A March 14, 1986 Sun article describes students storming former President Rhodes’ office to protest the University’s ties to South Africa during apartheid.

In 1993 — inspired by the 1969 Willard Straight Hall Takeover —  students occupied Day Hall in light of a vandalism incident against a display of artwork by a Chicano artist on the Arts Quad. Rhodes agreed to hear the students’ demands four days into the occupation.

Despite the controversies, the ninth president was a revered figure on campus. His 1995 retirement celebration included a parade, a horse-drawn carriage from Day Hall to Barton Hall and more than 200 student groups, athletic teams and University departments attended.

Rhodes was born on Oct. 29, 1926 in Warwickshire, England. He graduated in 1948 from the University of Birmingham with a Bachelors of Science in geology, and went on to earn three other degrees from the British university. The former president was also a Fulbright Scholar, spending a year at the University of Illinois.

Prior to his arrival at Cornell, Rhodes was a professor in geology and mineralogy at the University of Michigan. At Michigan, Rhodes rose up the ranks — becoming the dean of the University’s College of Arts, Sciences and Letters and eventually served as the vice president of academic affairs.

Even after Rhodes retired in 1995, his presence could still be felt on Cornell’s campus.

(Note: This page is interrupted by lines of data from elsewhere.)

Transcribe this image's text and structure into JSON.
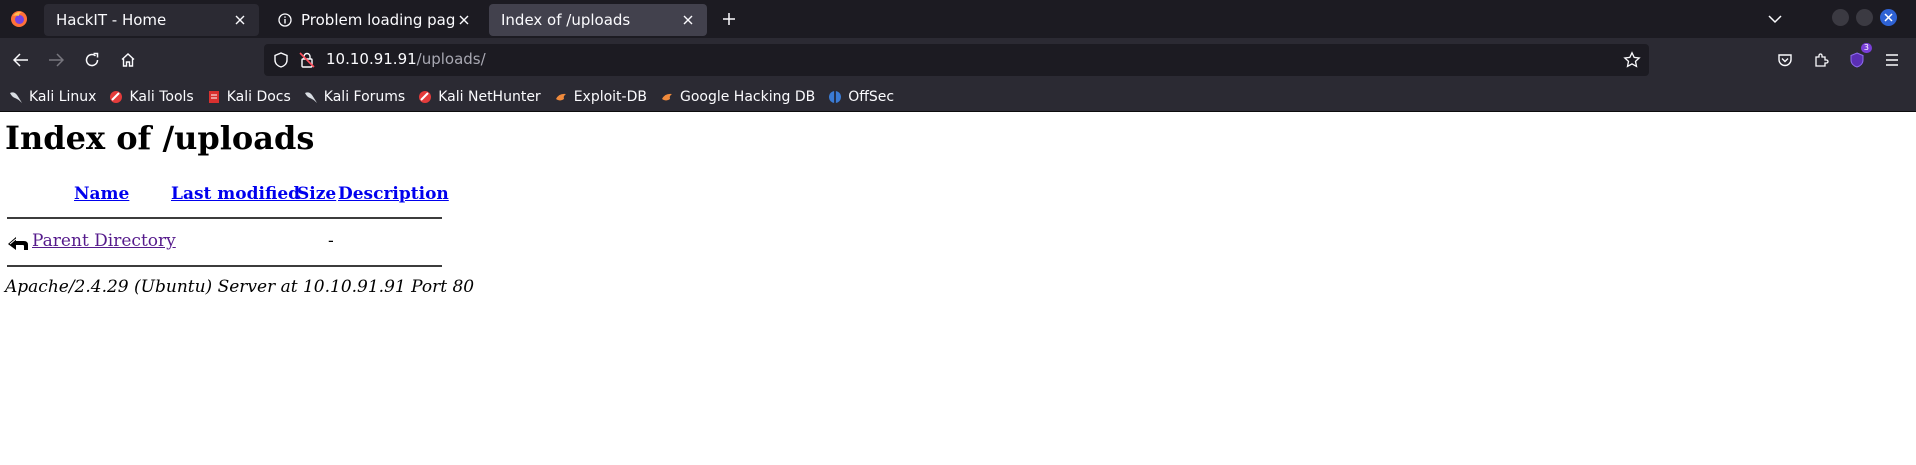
{
  "tabs": [
    {
      "title": "HackIT - Home",
      "active": false
    },
    {
      "title": "Problem loading page",
      "active": false
    },
    {
      "title": "Index of /uploads",
      "active": true
    }
  ],
  "url": {
    "host": "10.10.91.91",
    "path": "/uploads/"
  },
  "extension_badge": "3",
  "bookmarks": [
    {
      "label": "Kali Linux",
      "icon": "kali-dragon-icon"
    },
    {
      "label": "Kali Tools",
      "icon": "kali-tools-icon"
    },
    {
      "label": "Kali Docs",
      "icon": "kali-docs-icon"
    },
    {
      "label": "Kali Forums",
      "icon": "kali-dragon-icon"
    },
    {
      "label": "Kali NetHunter",
      "icon": "kali-tools-icon"
    },
    {
      "label": "Exploit-DB",
      "icon": "exploit-db-icon"
    },
    {
      "label": "Google Hacking DB",
      "icon": "exploit-db-icon"
    },
    {
      "label": "OffSec",
      "icon": "offsec-icon"
    }
  ],
  "page": {
    "heading": "Index of /uploads",
    "columns": {
      "name": "Name",
      "last_modified": "Last modified",
      "size": "Size",
      "description": "Description"
    },
    "rows": [
      {
        "name": "Parent Directory",
        "last_modified": "",
        "size": "-",
        "description": ""
      }
    ],
    "address": "Apache/2.4.29 (Ubuntu) Server at 10.10.91.91 Port 80"
  },
  "colors": {
    "chrome_dark": "#1c1b22",
    "toolbar": "#2b2a33",
    "active_tab": "#42414d",
    "link": "#0000ee",
    "visited_link": "#551a8b"
  }
}
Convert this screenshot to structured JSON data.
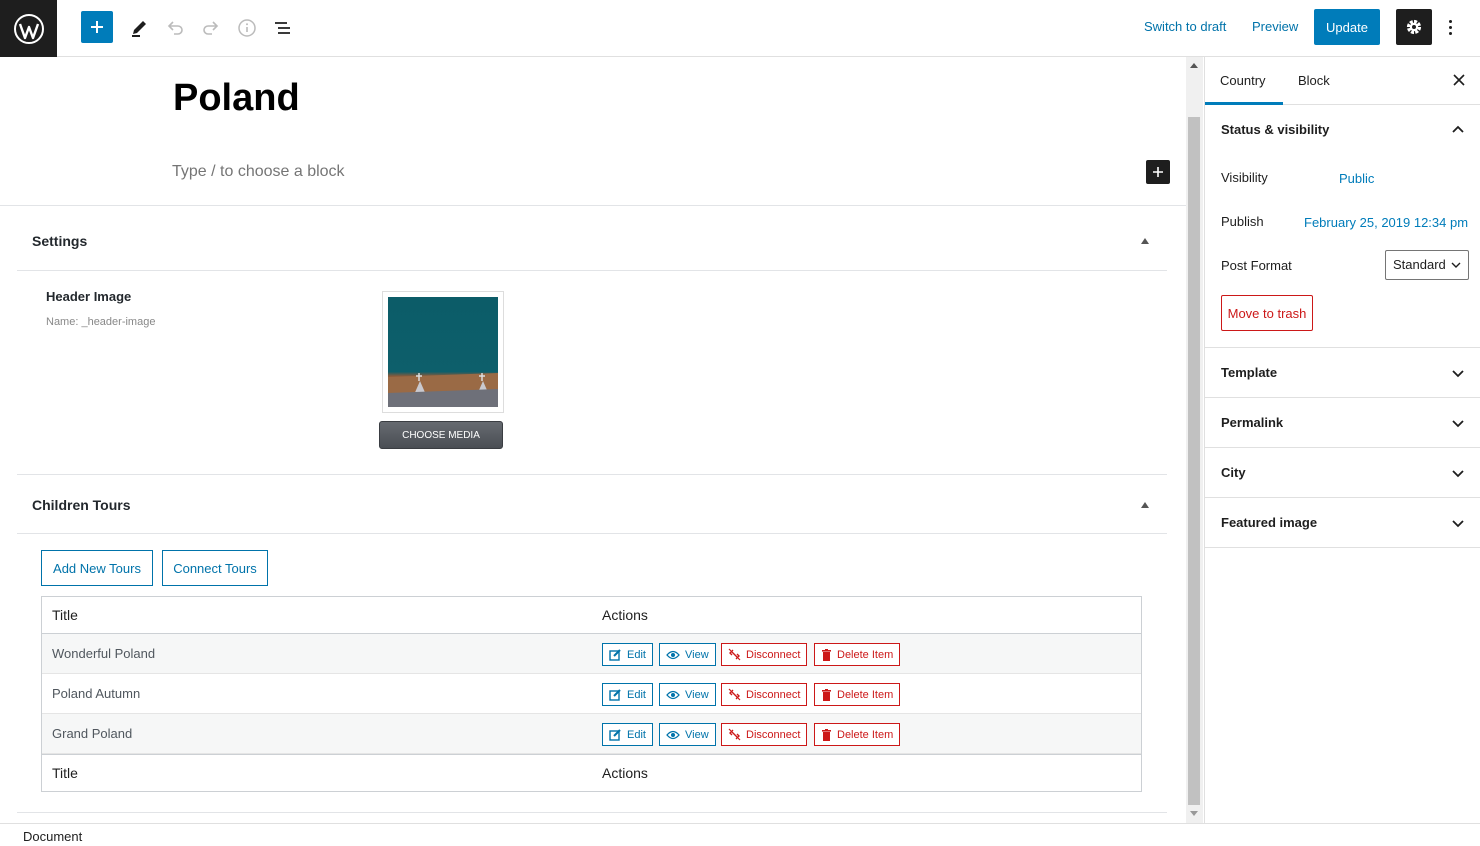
{
  "toolbar": {
    "switch_to_draft": "Switch to draft",
    "preview": "Preview",
    "update": "Update"
  },
  "post": {
    "title": "Poland",
    "block_placeholder": "Type / to choose a block"
  },
  "settings_box": {
    "title": "Settings",
    "field_label": "Header Image",
    "field_name": "Name: _header-image",
    "choose_media": "CHOOSE MEDIA"
  },
  "tours_box": {
    "title": "Children Tours",
    "add_new": "Add New Tours",
    "connect": "Connect Tours",
    "col_title": "Title",
    "col_actions": "Actions",
    "rows": [
      {
        "title": "Wonderful Poland"
      },
      {
        "title": "Poland Autumn"
      },
      {
        "title": "Grand Poland"
      }
    ],
    "actions": {
      "edit": "Edit",
      "view": "View",
      "disconnect": "Disconnect",
      "delete": "Delete Item"
    }
  },
  "sidebar": {
    "tab_country": "Country",
    "tab_block": "Block",
    "status_title": "Status & visibility",
    "visibility_label": "Visibility",
    "visibility_value": "Public",
    "publish_label": "Publish",
    "publish_value": "February 25, 2019 12:34 pm",
    "post_format_label": "Post Format",
    "post_format_value": "Standard",
    "move_to_trash": "Move to trash",
    "panels": [
      "Template",
      "Permalink",
      "City",
      "Featured image"
    ]
  },
  "footer": {
    "breadcrumb": "Document"
  },
  "colors": {
    "accent": "#007cba",
    "danger": "#cc1818",
    "dark": "#1e1e1e"
  }
}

Upon his retirement, the Board of Trustees renamed the Cornell Theory Center to Frank H.T. Rhodes Hall. After his presidency, Rhodes continued to serve as a professor emeritus in geology.

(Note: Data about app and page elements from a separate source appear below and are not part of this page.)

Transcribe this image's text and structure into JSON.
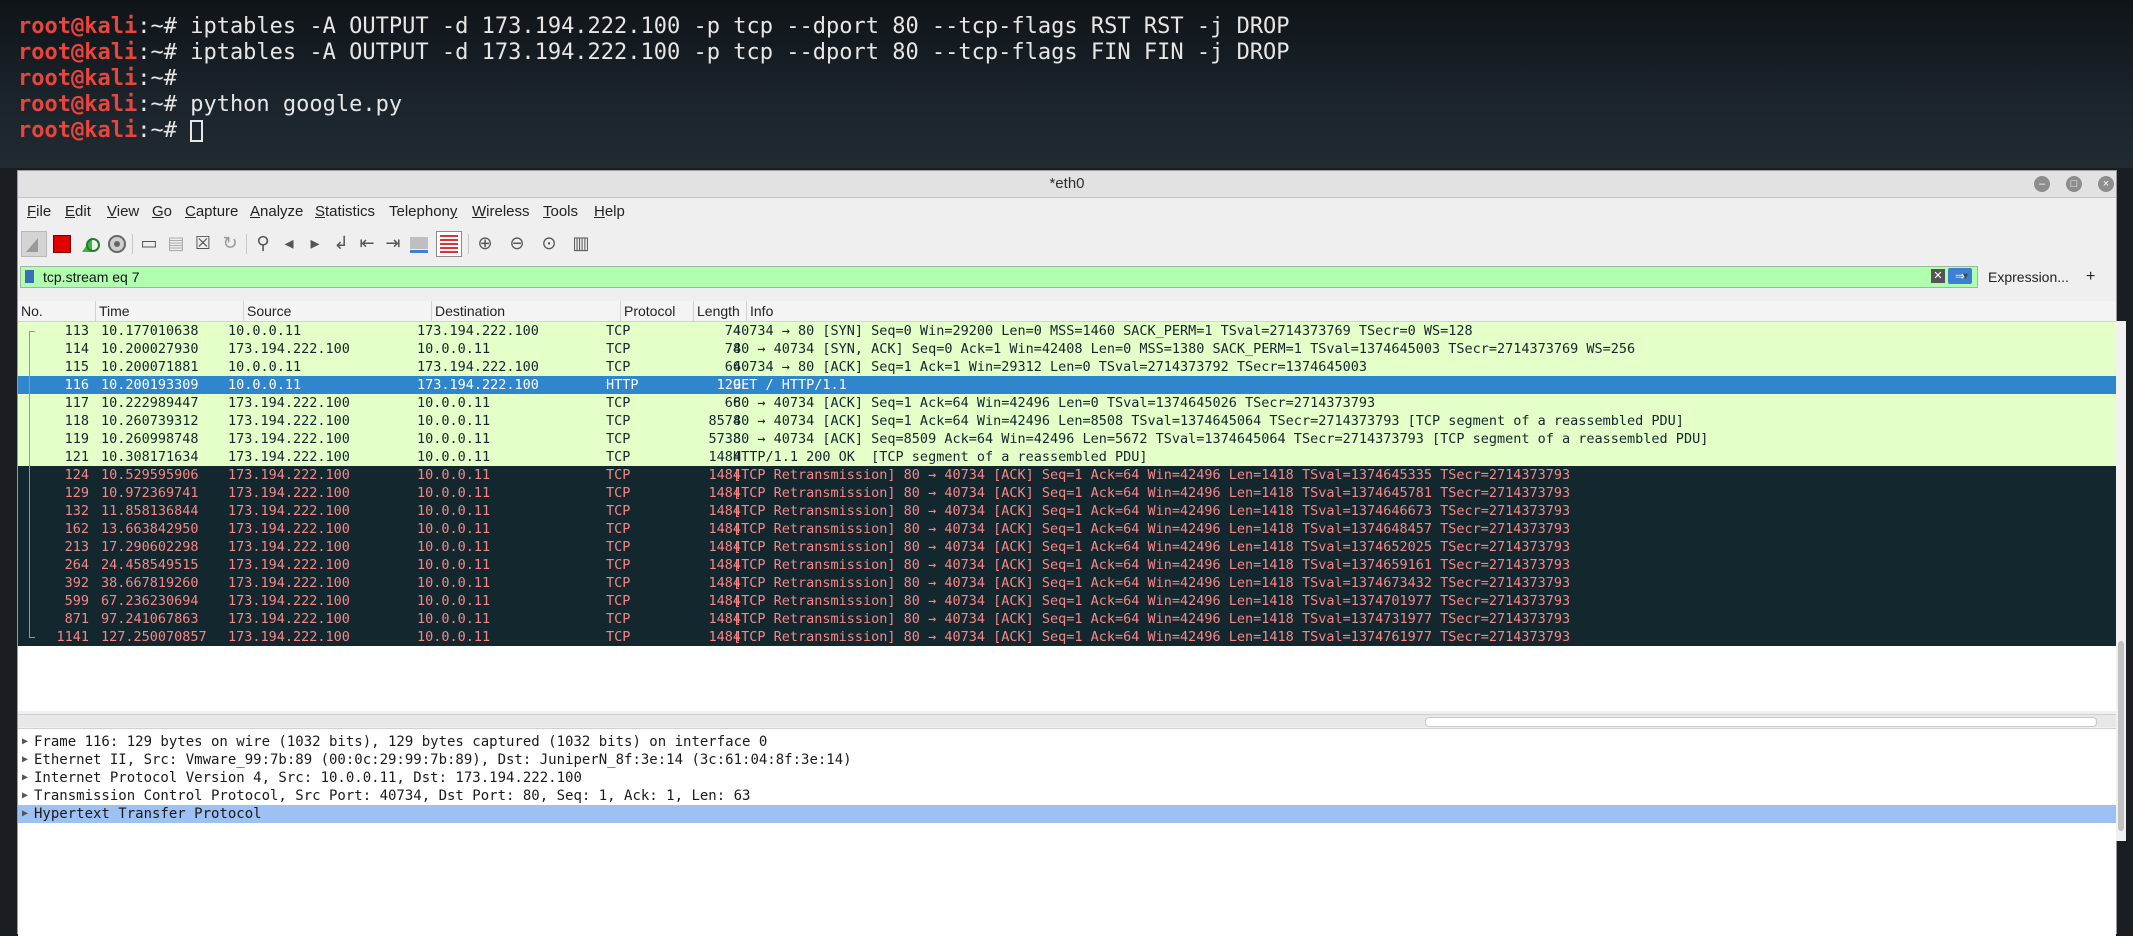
{
  "terminal": {
    "lines": [
      {
        "prompt": "root@kali",
        "sep": ":~# ",
        "cmd": "iptables -A OUTPUT -d 173.194.222.100 -p tcp --dport 80 --tcp-flags RST RST -j DROP"
      },
      {
        "prompt": "root@kali",
        "sep": ":~# ",
        "cmd": "iptables -A OUTPUT -d 173.194.222.100 -p tcp --dport 80 --tcp-flags FIN FIN -j DROP"
      },
      {
        "prompt": "root@kali",
        "sep": ":~# ",
        "cmd": ""
      },
      {
        "prompt": "root@kali",
        "sep": ":~# ",
        "cmd": "python google.py"
      },
      {
        "prompt": "root@kali",
        "sep": ":~# ",
        "cmd": ""
      }
    ]
  },
  "window": {
    "title": "*eth0",
    "controls": {
      "minimize": "–",
      "maximize": "□",
      "close": "×"
    }
  },
  "menubar": {
    "items": [
      {
        "pre": "",
        "u": "F",
        "post": "ile"
      },
      {
        "pre": "",
        "u": "E",
        "post": "dit"
      },
      {
        "pre": "",
        "u": "V",
        "post": "iew"
      },
      {
        "pre": "",
        "u": "G",
        "post": "o"
      },
      {
        "pre": "",
        "u": "C",
        "post": "apture"
      },
      {
        "pre": "",
        "u": "A",
        "post": "nalyze"
      },
      {
        "pre": "",
        "u": "S",
        "post": "tatistics"
      },
      {
        "pre": "Telephon",
        "u": "y",
        "post": ""
      },
      {
        "pre": "",
        "u": "W",
        "post": "ireless"
      },
      {
        "pre": "",
        "u": "T",
        "post": "ools"
      },
      {
        "pre": "",
        "u": "H",
        "post": "elp"
      }
    ]
  },
  "toolbar": {
    "icons": [
      "shark-fin-icon",
      "stop-icon",
      "restart-icon",
      "options-icon",
      "open-icon",
      "save-icon",
      "close-file-icon",
      "reload-icon",
      "find-icon",
      "back-icon",
      "forward-icon",
      "goto-icon",
      "first-icon",
      "last-icon",
      "autoscroll-icon",
      "colorize-icon",
      "zoom-in-icon",
      "zoom-out-icon",
      "zoom-normal-icon",
      "resize-columns-icon"
    ]
  },
  "filter": {
    "value": "tcp.stream eq 7",
    "expression_label": "Expression...",
    "plus": "+"
  },
  "columns": [
    "No.",
    "Time",
    "Source",
    "Destination",
    "Protocol",
    "Length",
    "Info"
  ],
  "packets": [
    {
      "no": "113",
      "time": "10.177010638",
      "src": "10.0.0.11",
      "dst": "173.194.222.100",
      "proto": "TCP",
      "len": "74",
      "info": "40734 → 80 [SYN] Seq=0 Win=29200 Len=0 MSS=1460 SACK_PERM=1 TSval=2714373769 TSecr=0 WS=128",
      "style": "green"
    },
    {
      "no": "114",
      "time": "10.200027930",
      "src": "173.194.222.100",
      "dst": "10.0.0.11",
      "proto": "TCP",
      "len": "74",
      "info": "80 → 40734 [SYN, ACK] Seq=0 Ack=1 Win=42408 Len=0 MSS=1380 SACK_PERM=1 TSval=1374645003 TSecr=2714373769 WS=256",
      "style": "green"
    },
    {
      "no": "115",
      "time": "10.200071881",
      "src": "10.0.0.11",
      "dst": "173.194.222.100",
      "proto": "TCP",
      "len": "66",
      "info": "40734 → 80 [ACK] Seq=1 Ack=1 Win=29312 Len=0 TSval=2714373792 TSecr=1374645003",
      "style": "green"
    },
    {
      "no": "116",
      "time": "10.200193309",
      "src": "10.0.0.11",
      "dst": "173.194.222.100",
      "proto": "HTTP",
      "len": "129",
      "info": "GET / HTTP/1.1",
      "style": "sel"
    },
    {
      "no": "117",
      "time": "10.222989447",
      "src": "173.194.222.100",
      "dst": "10.0.0.11",
      "proto": "TCP",
      "len": "66",
      "info": "80 → 40734 [ACK] Seq=1 Ack=64 Win=42496 Len=0 TSval=1374645026 TSecr=2714373793",
      "style": "green"
    },
    {
      "no": "118",
      "time": "10.260739312",
      "src": "173.194.222.100",
      "dst": "10.0.0.11",
      "proto": "TCP",
      "len": "8574",
      "info": "80 → 40734 [ACK] Seq=1 Ack=64 Win=42496 Len=8508 TSval=1374645064 TSecr=2714373793 [TCP segment of a reassembled PDU]",
      "style": "green"
    },
    {
      "no": "119",
      "time": "10.260998748",
      "src": "173.194.222.100",
      "dst": "10.0.0.11",
      "proto": "TCP",
      "len": "5738",
      "info": "80 → 40734 [ACK] Seq=8509 Ack=64 Win=42496 Len=5672 TSval=1374645064 TSecr=2714373793 [TCP segment of a reassembled PDU]",
      "style": "green"
    },
    {
      "no": "121",
      "time": "10.308171634",
      "src": "173.194.222.100",
      "dst": "10.0.0.11",
      "proto": "TCP",
      "len": "1484",
      "info": "HTTP/1.1 200 OK  [TCP segment of a reassembled PDU]",
      "style": "green"
    },
    {
      "no": "124",
      "time": "10.529595906",
      "src": "173.194.222.100",
      "dst": "10.0.0.11",
      "proto": "TCP",
      "len": "1484",
      "info": "[TCP Retransmission] 80 → 40734 [ACK] Seq=1 Ack=64 Win=42496 Len=1418 TSval=1374645335 TSecr=2714373793",
      "style": "retx"
    },
    {
      "no": "129",
      "time": "10.972369741",
      "src": "173.194.222.100",
      "dst": "10.0.0.11",
      "proto": "TCP",
      "len": "1484",
      "info": "[TCP Retransmission] 80 → 40734 [ACK] Seq=1 Ack=64 Win=42496 Len=1418 TSval=1374645781 TSecr=2714373793",
      "style": "retx"
    },
    {
      "no": "132",
      "time": "11.858136844",
      "src": "173.194.222.100",
      "dst": "10.0.0.11",
      "proto": "TCP",
      "len": "1484",
      "info": "[TCP Retransmission] 80 → 40734 [ACK] Seq=1 Ack=64 Win=42496 Len=1418 TSval=1374646673 TSecr=2714373793",
      "style": "retx"
    },
    {
      "no": "162",
      "time": "13.663842950",
      "src": "173.194.222.100",
      "dst": "10.0.0.11",
      "proto": "TCP",
      "len": "1484",
      "info": "[TCP Retransmission] 80 → 40734 [ACK] Seq=1 Ack=64 Win=42496 Len=1418 TSval=1374648457 TSecr=2714373793",
      "style": "retx"
    },
    {
      "no": "213",
      "time": "17.290602298",
      "src": "173.194.222.100",
      "dst": "10.0.0.11",
      "proto": "TCP",
      "len": "1484",
      "info": "[TCP Retransmission] 80 → 40734 [ACK] Seq=1 Ack=64 Win=42496 Len=1418 TSval=1374652025 TSecr=2714373793",
      "style": "retx"
    },
    {
      "no": "264",
      "time": "24.458549515",
      "src": "173.194.222.100",
      "dst": "10.0.0.11",
      "proto": "TCP",
      "len": "1484",
      "info": "[TCP Retransmission] 80 → 40734 [ACK] Seq=1 Ack=64 Win=42496 Len=1418 TSval=1374659161 TSecr=2714373793",
      "style": "retx"
    },
    {
      "no": "392",
      "time": "38.667819260",
      "src": "173.194.222.100",
      "dst": "10.0.0.11",
      "proto": "TCP",
      "len": "1484",
      "info": "[TCP Retransmission] 80 → 40734 [ACK] Seq=1 Ack=64 Win=42496 Len=1418 TSval=1374673432 TSecr=2714373793",
      "style": "retx"
    },
    {
      "no": "599",
      "time": "67.236230694",
      "src": "173.194.222.100",
      "dst": "10.0.0.11",
      "proto": "TCP",
      "len": "1484",
      "info": "[TCP Retransmission] 80 → 40734 [ACK] Seq=1 Ack=64 Win=42496 Len=1418 TSval=1374701977 TSecr=2714373793",
      "style": "retx"
    },
    {
      "no": "871",
      "time": "97.241067863",
      "src": "173.194.222.100",
      "dst": "10.0.0.11",
      "proto": "TCP",
      "len": "1484",
      "info": "[TCP Retransmission] 80 → 40734 [ACK] Seq=1 Ack=64 Win=42496 Len=1418 TSval=1374731977 TSecr=2714373793",
      "style": "retx"
    },
    {
      "no": "1141",
      "time": "127.250070857",
      "src": "173.194.222.100",
      "dst": "10.0.0.11",
      "proto": "TCP",
      "len": "1484",
      "info": "[TCP Retransmission] 80 → 40734 [ACK] Seq=1 Ack=64 Win=42496 Len=1418 TSval=1374761977 TSecr=2714373793",
      "style": "retx"
    }
  ],
  "details": [
    {
      "text": "Frame 116: 129 bytes on wire (1032 bits), 129 bytes captured (1032 bits) on interface 0",
      "selected": false
    },
    {
      "text": "Ethernet II, Src: Vmware_99:7b:89 (00:0c:29:99:7b:89), Dst: JuniperN_8f:3e:14 (3c:61:04:8f:3e:14)",
      "selected": false
    },
    {
      "text": "Internet Protocol Version 4, Src: 10.0.0.11, Dst: 173.194.222.100",
      "selected": false
    },
    {
      "text": "Transmission Control Protocol, Src Port: 40734, Dst Port: 80, Seq: 1, Ack: 1, Len: 63",
      "selected": false
    },
    {
      "text": "Hypertext Transfer Protocol",
      "selected": true
    }
  ],
  "colors": {
    "green_row": "#e4ffc7",
    "selected_row": "#2f86cd",
    "retransmission_row_bg": "#12272e",
    "retransmission_row_fg": "#f78787",
    "filter_ok": "#afffaf",
    "prompt": "#e8453c"
  }
}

Cornell’s Center for Advanced Computing will be partnering with universities around the country on a supercomputer research project funded by the National Science Foundation.

Courtesy of the University

The University renamed the Cornell Theory Center to Frank H.T. Rhodes Hall after the ninth president retired in 1995.

In 2011, the University also created a postdoctoral fellowship in Rhodes’ name to support research in poverty alleviation, public health, human rights and supporting elderly and disadvantaged children. Every year, the University also bestows the Frank H.T. Rhodes Exemplary Alumni Award to alumni who have dedicated their time to Cornell post-graduation.

After retirement, Rhodes split his time between Florida and Ithaca, commenting in a May 2015 interview that he was “enjoying the sunshine.”

Rhodes is survived by his wife, Rosa, four daughters, 11 grandchildren and one great-granddaughter. A date for a memorial on campus has yet to be announced.